FOR any Game of Thrones fans missing the sight of Kit Harrington holding a sword and looking moody, BBC One’s timely new drama will come as sweet relief.
Telling the story of the 1605 Catholic plot to assassinate King James and blow up the Palace of Westminster during the state opening of Parliament, Harrington plays Robert Catesby, the leader of the plotters in a role he was literally born to play, being a direct descendant of the nobleman.
An impressively tense start to the action sees Mass being celebrated at a Catholic family’s manor house in Warwickshire before the King’s men arrive, prompting priests being bundled into chests and behind wardrobes.

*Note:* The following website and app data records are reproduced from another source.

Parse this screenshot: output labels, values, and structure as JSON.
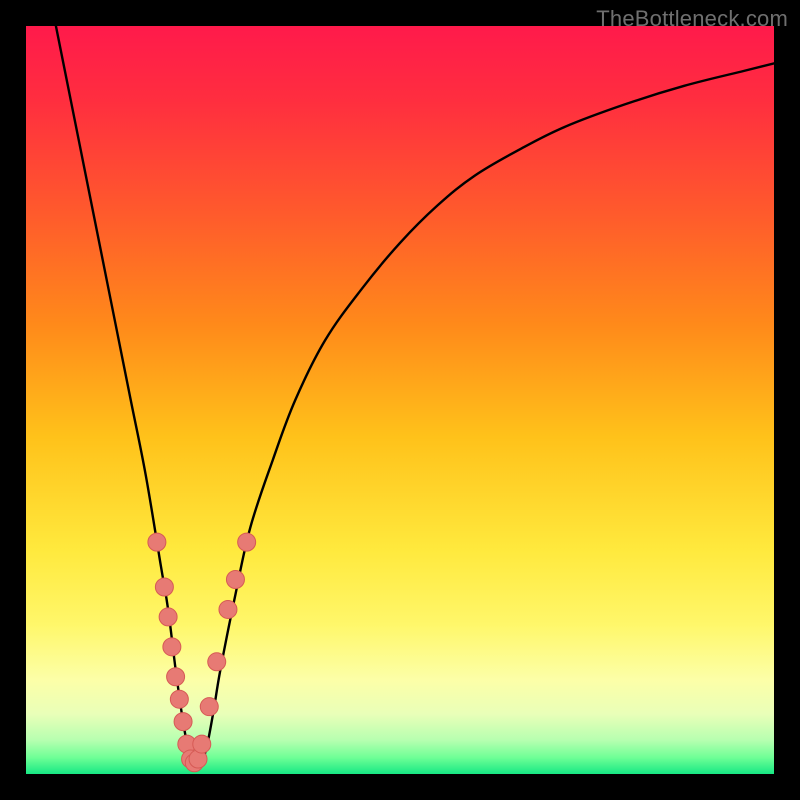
{
  "watermark": "TheBottleneck.com",
  "colors": {
    "frame": "#000000",
    "watermark": "#6f6f6f",
    "curve": "#000000",
    "marker_fill": "#e77a74",
    "marker_stroke": "#d65a55",
    "gradient_stops": [
      {
        "offset": 0.0,
        "color": "#ff1a4b"
      },
      {
        "offset": 0.1,
        "color": "#ff2e3f"
      },
      {
        "offset": 0.25,
        "color": "#ff5a2c"
      },
      {
        "offset": 0.4,
        "color": "#ff8a1a"
      },
      {
        "offset": 0.55,
        "color": "#ffc21a"
      },
      {
        "offset": 0.7,
        "color": "#ffe93d"
      },
      {
        "offset": 0.8,
        "color": "#fff76a"
      },
      {
        "offset": 0.875,
        "color": "#fcffa8"
      },
      {
        "offset": 0.92,
        "color": "#e9ffb8"
      },
      {
        "offset": 0.955,
        "color": "#b6ffb0"
      },
      {
        "offset": 0.978,
        "color": "#6fff96"
      },
      {
        "offset": 1.0,
        "color": "#17e884"
      }
    ]
  },
  "chart_data": {
    "type": "line",
    "title": "",
    "xlabel": "",
    "ylabel": "",
    "xlim": [
      0,
      100
    ],
    "ylim": [
      0,
      100
    ],
    "grid": false,
    "legend": false,
    "note": "x/y in percent of plot area; y=100 is top, y=0 is bottom. Curve is a V-shaped dip to ~0 near x≈22 then rises toward upper right.",
    "series": [
      {
        "name": "bottleneck-curve",
        "x": [
          4,
          6,
          8,
          10,
          12,
          14,
          16,
          18,
          19,
          20,
          21,
          22,
          23,
          24,
          25,
          26,
          28,
          30,
          33,
          36,
          40,
          45,
          50,
          55,
          60,
          66,
          72,
          80,
          88,
          96,
          100
        ],
        "y": [
          100,
          90,
          80,
          70,
          60,
          50,
          40,
          28,
          22,
          14,
          7,
          2,
          1,
          3,
          8,
          14,
          24,
          33,
          42,
          50,
          58,
          65,
          71,
          76,
          80,
          83.5,
          86.5,
          89.5,
          92,
          94,
          95
        ]
      }
    ],
    "markers": {
      "name": "highlighted-points",
      "note": "pink dots clustered near the valley on both branches",
      "points": [
        {
          "x": 17.5,
          "y": 31
        },
        {
          "x": 18.5,
          "y": 25
        },
        {
          "x": 19.0,
          "y": 21
        },
        {
          "x": 19.5,
          "y": 17
        },
        {
          "x": 20.0,
          "y": 13
        },
        {
          "x": 20.5,
          "y": 10
        },
        {
          "x": 21.0,
          "y": 7
        },
        {
          "x": 21.5,
          "y": 4
        },
        {
          "x": 22.0,
          "y": 2
        },
        {
          "x": 22.5,
          "y": 1.5
        },
        {
          "x": 23.0,
          "y": 2
        },
        {
          "x": 23.5,
          "y": 4
        },
        {
          "x": 24.5,
          "y": 9
        },
        {
          "x": 25.5,
          "y": 15
        },
        {
          "x": 27.0,
          "y": 22
        },
        {
          "x": 28.0,
          "y": 26
        },
        {
          "x": 29.5,
          "y": 31
        }
      ]
    }
  }
}
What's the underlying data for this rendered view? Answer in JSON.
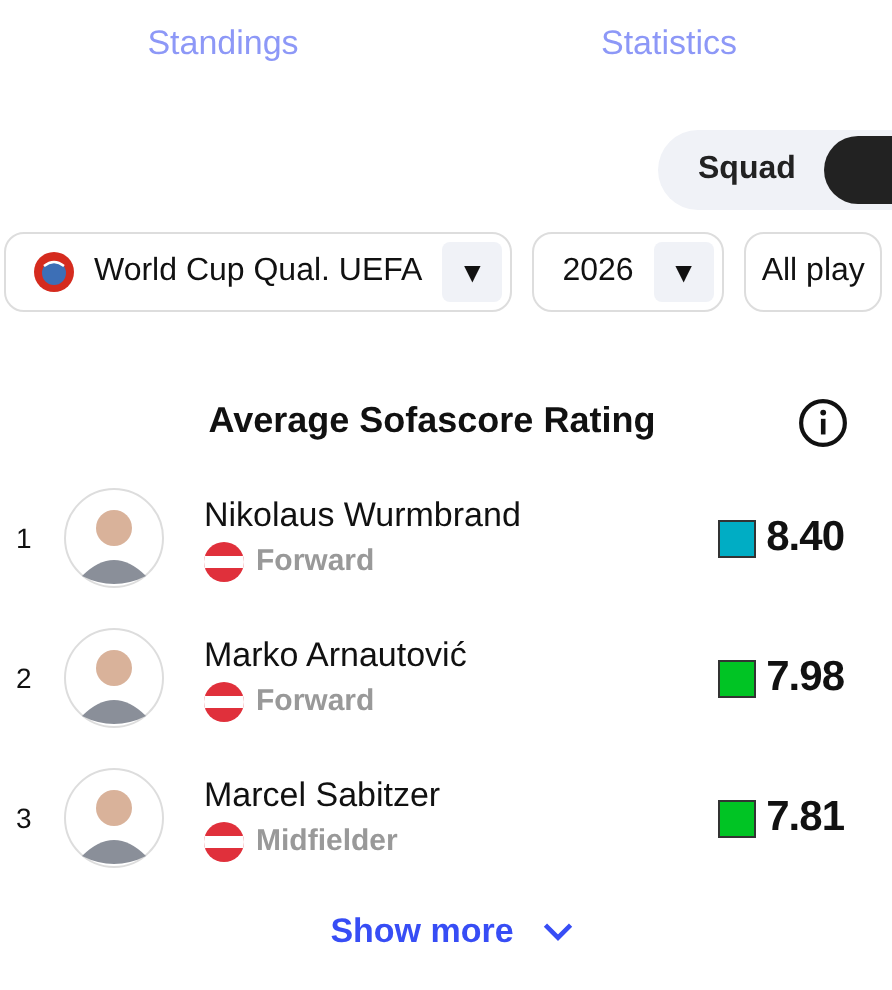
{
  "tabs": [
    {
      "label": "Standings",
      "selected": false
    },
    {
      "label": "Statistics",
      "selected": false
    }
  ],
  "view_toggle": [
    {
      "label": "Squad",
      "selected": false
    },
    {
      "selected": true
    }
  ],
  "filters": [
    {
      "kind": "competition",
      "value": "World Cup Qual. UEFA",
      "arrow": "▼"
    },
    {
      "kind": "plain",
      "value": "2026",
      "arrow": "▼"
    },
    {
      "kind": "plain",
      "value": "All play"
    }
  ],
  "ranking": {
    "title": "Average Sofascore Rating",
    "players": [
      {
        "rank": "1",
        "name": "Nikolaus Wurmbrand",
        "position": "Forward",
        "rating": "8.40",
        "color": "#00adc4"
      },
      {
        "rank": "2",
        "name": "Marko Arnautović",
        "position": "Forward",
        "rating": "7.98",
        "color": "#00c424"
      },
      {
        "rank": "3",
        "name": "Marcel Sabitzer",
        "position": "Midfielder",
        "rating": "7.81",
        "color": "#00c424"
      }
    ],
    "show_more": "Show more"
  }
}
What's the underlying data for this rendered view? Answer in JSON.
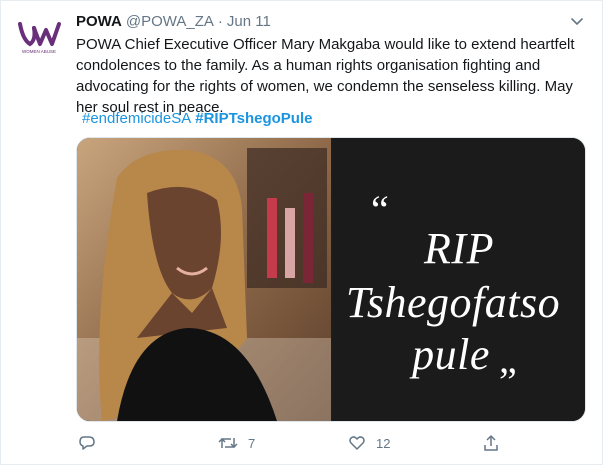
{
  "tweet": {
    "display_name": "POWA",
    "handle": "@POWA_ZA",
    "separator": "·",
    "date": "Jun 11",
    "text": "POWA Chief Executive Officer Mary Makgaba would like to extend heartfelt condolences to the family. As a human rights organisation fighting and advocating for the rights of women, we condemn the senseless killing. May her soul rest in  peace.",
    "hashtags": [
      "#endfemicideSA",
      "#RIPTshegoPule"
    ],
    "avatar_text": "WOMEN ABUSE"
  },
  "media": {
    "card_quote_open": "“",
    "card_lines": [
      "RIP",
      "Tshegofatso",
      "pule"
    ],
    "card_quote_close": "”"
  },
  "actions": {
    "reply_count": "",
    "retweet_count": "7",
    "like_count": "12"
  },
  "colors": {
    "link": "#1b95e0",
    "muted": "#657786",
    "brand": "#6a2f7a"
  },
  "icons": [
    "chevron-down-icon",
    "reply-icon",
    "retweet-icon",
    "like-icon",
    "share-icon"
  ]
}
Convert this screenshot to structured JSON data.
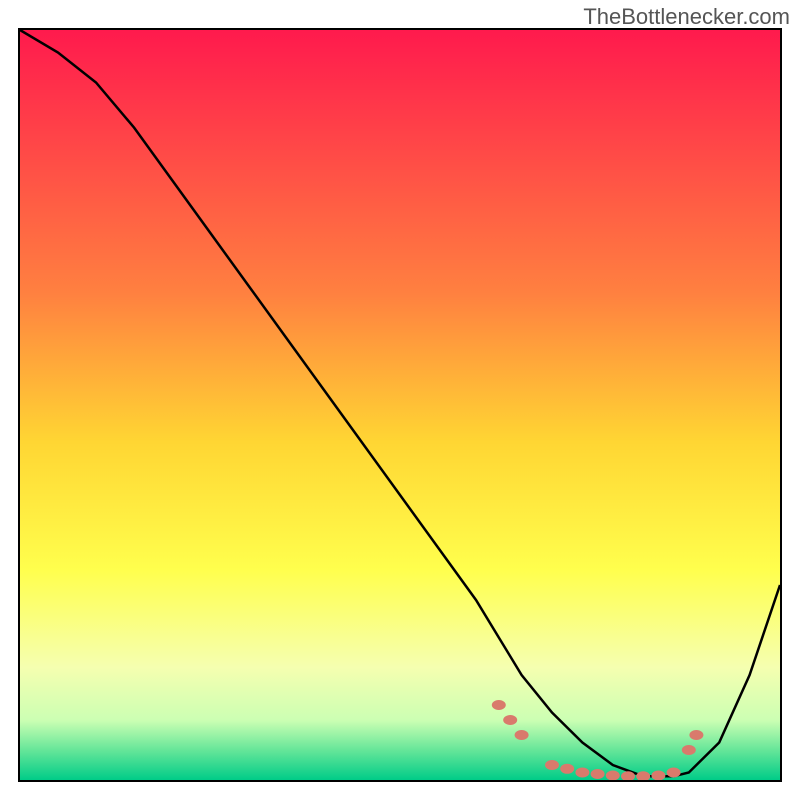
{
  "watermark": "TheBottlenecker.com",
  "chart_data": {
    "type": "line",
    "title": "",
    "xlabel": "",
    "ylabel": "",
    "xlim": [
      0,
      100
    ],
    "ylim": [
      0,
      100
    ],
    "gradient_stops": [
      {
        "offset": 0,
        "color": "#ff1a4d"
      },
      {
        "offset": 35,
        "color": "#ff8040"
      },
      {
        "offset": 55,
        "color": "#ffd633"
      },
      {
        "offset": 72,
        "color": "#ffff4d"
      },
      {
        "offset": 85,
        "color": "#f5ffb0"
      },
      {
        "offset": 92,
        "color": "#ccffb3"
      },
      {
        "offset": 96,
        "color": "#66e699"
      },
      {
        "offset": 100,
        "color": "#00cc88"
      }
    ],
    "series": [
      {
        "name": "bottleneck-curve",
        "x": [
          0,
          5,
          10,
          15,
          20,
          25,
          30,
          35,
          40,
          45,
          50,
          55,
          60,
          63,
          66,
          70,
          74,
          78,
          82,
          86,
          88,
          92,
          96,
          100
        ],
        "y": [
          100,
          97,
          93,
          87,
          80,
          73,
          66,
          59,
          52,
          45,
          38,
          31,
          24,
          19,
          14,
          9,
          5,
          2,
          0.5,
          0.5,
          1,
          5,
          14,
          26
        ]
      }
    ],
    "markers": {
      "name": "highlight-dots",
      "color": "#d97a6c",
      "points": [
        {
          "x": 63,
          "y": 10
        },
        {
          "x": 64.5,
          "y": 8
        },
        {
          "x": 66,
          "y": 6
        },
        {
          "x": 70,
          "y": 2
        },
        {
          "x": 72,
          "y": 1.5
        },
        {
          "x": 74,
          "y": 1
        },
        {
          "x": 76,
          "y": 0.8
        },
        {
          "x": 78,
          "y": 0.6
        },
        {
          "x": 80,
          "y": 0.5
        },
        {
          "x": 82,
          "y": 0.5
        },
        {
          "x": 84,
          "y": 0.6
        },
        {
          "x": 86,
          "y": 1
        },
        {
          "x": 88,
          "y": 4
        },
        {
          "x": 89,
          "y": 6
        }
      ]
    }
  }
}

The scene reminded me of the start of Quentin Tarantino’s Inglorious Basterds as we watch the dastardly Sir William Wade (Shane Dooley) question Catesby and a defiant Lady Dorothy (Sian Webber) as the quivering priests hide in their holes.
Eventually one, Father Daniel, is uncovered and the recriminations are shocking in the extreme.
The complaints received by the BBC over the graphic depiction of the executions which follow are unsurprising but perhaps the likes of Games of Thrones have raised the bar when it comes to on screen torture.
While that series has shown castration, beheadings and fiery dragon deaths, here we saw poor Dorothy stripped naked and crushed by loading weights onto a board she was placed underneath.
Father Daniel meanwhile is hung, disembowelled and hacked to pieces with no scrimping on the detail. It was an uncomfortable piece of television but at no time did it feel gratuitous – bloody executions were commonplace at the time, so why not show history as it happened?
From then on we’re introduced to the other main players in the plot and those determined to stop them.
Mark Gatiss is in danger of becoming typecast playing underhand officials but that’s because he is so good at it.
His secretary of state Robert Cecil is sinister in the extreme as he gently persuades the camp King James (Derek Riddell) that every Catholic is out to get him with the help of a good looking courtier or two.
Guy Fawkes’ violent entrance at the end of this episode promises that the gore count is far from over and that there’s more fireworks to come. We may know how it ends but Gunpowder looks sure to be as explosive as any Bonfire Night.